The MLitt in Intellectual History is an interdisciplinary programme which provides students with a broad knowledge of the latest intellectual-historical research, encompassing politics, religion, philosophy, science, international relations, economics and literature.
The MLitt in Intellectual History is an interdisciplinary taught postgraduate programme run by the School of History. The course explores major historical, historiographical, and methodological aspects of intellectual history alongside an individually tailored programme of directed reading.
This interdisciplinary programme brings together experts from across the University with a common interest in researching and contextualising key ideas in their subject areas.
Students learn to treat past ideas as historical phenomena, as well as assess the meanings of these ideas as intended by their authors, and in contexts beyond those, their authors may have foreseen.
The course covers the different kinds of intellectual history being practised today, and the relationship between intellectual history and philosophy, literature and literary studies, international relations, law, politics, economics and theology.
The modules are taught through seminars and fortnightly tutorials, with class sizes ranging from individual supervision up to 12 students.
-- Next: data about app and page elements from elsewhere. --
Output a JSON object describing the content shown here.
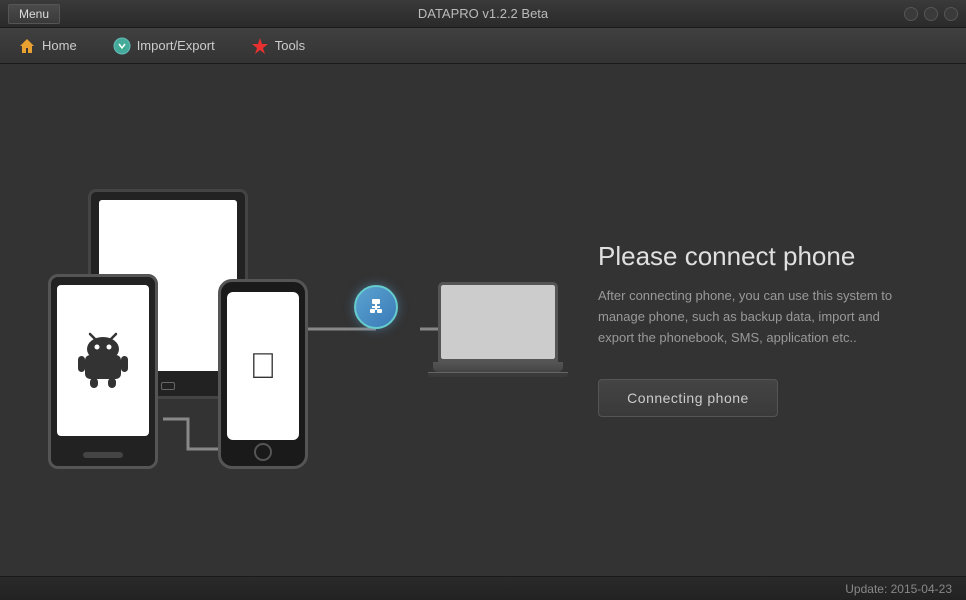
{
  "titleBar": {
    "menuLabel": "Menu",
    "appTitle": "DATAPRO v1.2.2 Beta"
  },
  "nav": {
    "homeLabel": "Home",
    "importLabel": "Import/Export",
    "toolsLabel": "Tools"
  },
  "mainPanel": {
    "heading": "Please connect phone",
    "description": "After connecting phone, you can use this system to manage phone, such as backup data, import and export the phonebook, SMS, application etc..",
    "connectingButton": "Connecting phone"
  },
  "statusBar": {
    "updateText": "Update: 2015-04-23"
  }
}
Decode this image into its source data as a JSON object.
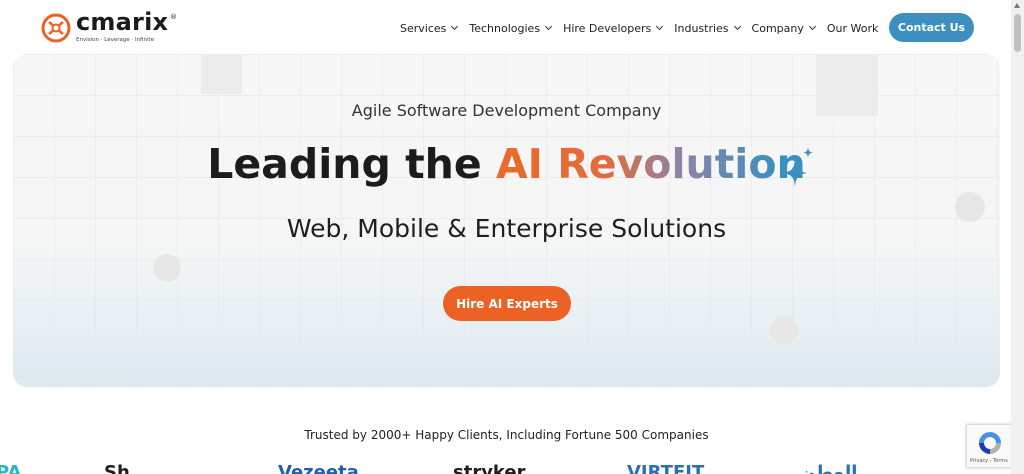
{
  "brand": {
    "name": "cmarix",
    "registered": "®",
    "tagline": "Envision · Leverage · Infinite",
    "colors": {
      "orange": "#ec6224",
      "blue": "#3d8fbf"
    }
  },
  "nav": {
    "items": [
      {
        "label": "Services",
        "has_dropdown": true
      },
      {
        "label": "Technologies",
        "has_dropdown": true
      },
      {
        "label": "Hire Developers",
        "has_dropdown": true
      },
      {
        "label": "Industries",
        "has_dropdown": true
      },
      {
        "label": "Company",
        "has_dropdown": true
      },
      {
        "label": "Our Work",
        "has_dropdown": false
      }
    ],
    "cta": "Contact Us"
  },
  "hero": {
    "eyebrow": "Agile Software Development Company",
    "headline_prefix": "Leading the ",
    "headline_highlight": "AI Revolution",
    "subline": "Web, Mobile & Enterprise Solutions",
    "cta": "Hire AI Experts"
  },
  "trusted": {
    "text": "Trusted by 2000+ Happy Clients, Including Fortune 500 Companies",
    "logos": [
      {
        "text": "PA",
        "color": "#2bb3c9"
      },
      {
        "text": "Sh",
        "color": "#1f1f1f"
      },
      {
        "text": "Vezeeta",
        "color": "#1f5fb3"
      },
      {
        "text": "stryker",
        "color": "#1f1f1f"
      },
      {
        "text": "VIRTEIT",
        "color": "#2c6fb6"
      },
      {
        "text": "الوطن",
        "color": "#2c6fb6"
      }
    ]
  },
  "recaptcha": {
    "text": "Privacy - Terms"
  }
}
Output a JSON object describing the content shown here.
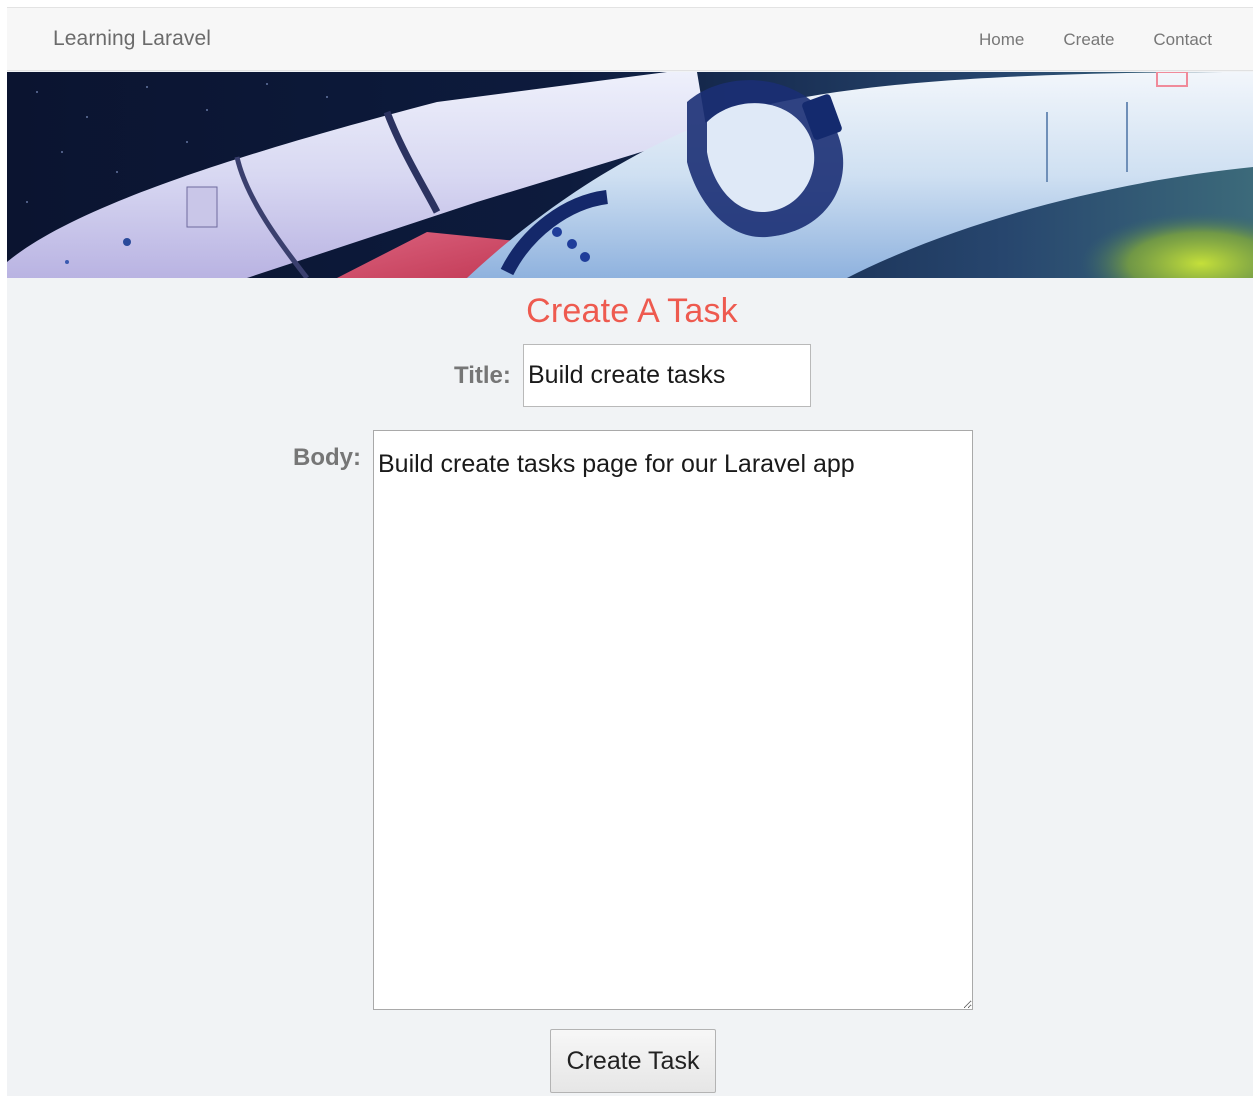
{
  "navbar": {
    "brand": "Learning Laravel",
    "links": [
      {
        "label": "Home"
      },
      {
        "label": "Create"
      },
      {
        "label": "Contact"
      }
    ]
  },
  "hero": {
    "image": "space-shuttle-rocket-banner"
  },
  "form": {
    "heading": "Create A Task",
    "title_label": "Title:",
    "title_value": "Build create tasks",
    "body_label": "Body:",
    "body_value": "Build create tasks page for our Laravel app",
    "submit_label": "Create Task"
  },
  "colors": {
    "heading": "#ee5a4f",
    "page_background": "#f1f3f5",
    "navbar_background": "#f7f7f7"
  }
}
The modules are assessed by coursework only; there is no final exam.
Students will spend the final three months of the course focusing on researching and writing the final assessment piece for the MLitt, a dissertation of not more than 15,000 words.
Each module typically comprises:
seminars ranging from 1.5 to 3 hours per week,
fortnightly tutorial sessions for directed reading,
100% coursework assessment.
Current Controversies in Intellectual History: enables students to scrutinise central historiographical disputes that continue to determine the nature and practice of intellectual history.
Directed Reading (Masterclass in Intellectual History): offers a directed reading project designed to encourage the development of skills of historical analysis through the concentrated study of a topic chosen by the student.
Theory and Practices of Intellectual History: provides a methodological introduction to intellectual history by surveying how it has been practised in the last half-century.
Turning Points in the History of Ideas: investigates a series of historical moments of intellectual change by directly engaging with the major political, philosophical, and scientific writings of different eras.
Student dissertations will be supervised by members of the teaching staff who will advise on the choice of subject and provide guidance throughout the research process. The completed dissertation of not more than 15,000 words must be submitted by a date specified in August.
If students choose not to complete the dissertation requirement for the MLitt, there is an exit award available that allows suitably qualified candidates to receive a Postgraduate Diploma. By choosing an exit award, you will finish your degree at the end of the second semester of study and receive a PGDip instead of an MLitt.
The modules listed here are indicative, and there is no guarantee they will run for 2019 entry.
History postgraduates go on to pursue careers in a range of sectors including journalism, publishing, think tanks, government, law and teaching.
The Careers Centre offers one-to-one advice to all students on a taught postgraduate course and offers a programme of events to assist students in building their employability skills.
A good 2.1 Honours undergraduate degree in a subject-related area.
If you studied your first degree outside the UK, see the international entry requirements.
English language proficiency.
The qualifications listed are indicative of minimum requirements for entry. Some academic Schools will ask applicants to achieve significantly higher marks than the minimum. Obtaining the listed entry requirements will not guarantee you a place, as the University considers all aspects of every application including, where applicable, the writing sample, personal statement, and supporting documents.
personal statement (optional).
a sample of academic written work (2,000 words).
two original signed academic references.
academic transcripts and degree certificates.
evidence of English language proficiency (required if English is not your first language).
The School of History is pleased to be able to offer a number of competitive scholarships which contribute to the fees and maintenance for postgraduate study.
Language Bursaries: enables students to undertake intensive language courses abroad during the summer before their programme begins.
School of History MLitt Awards: offers the cash equivalent of one year's home fees and cannot be held in conjunction with other awards offering full fees and maintenance.
Recent Graduate Discount
The University of St Andrews offers a 10% discount in postgraduate tuition fees to students who are eligible to graduate or who have graduated from St Andrews within the last three academic years and are starting a postgraduate programme with the University of St Andrews.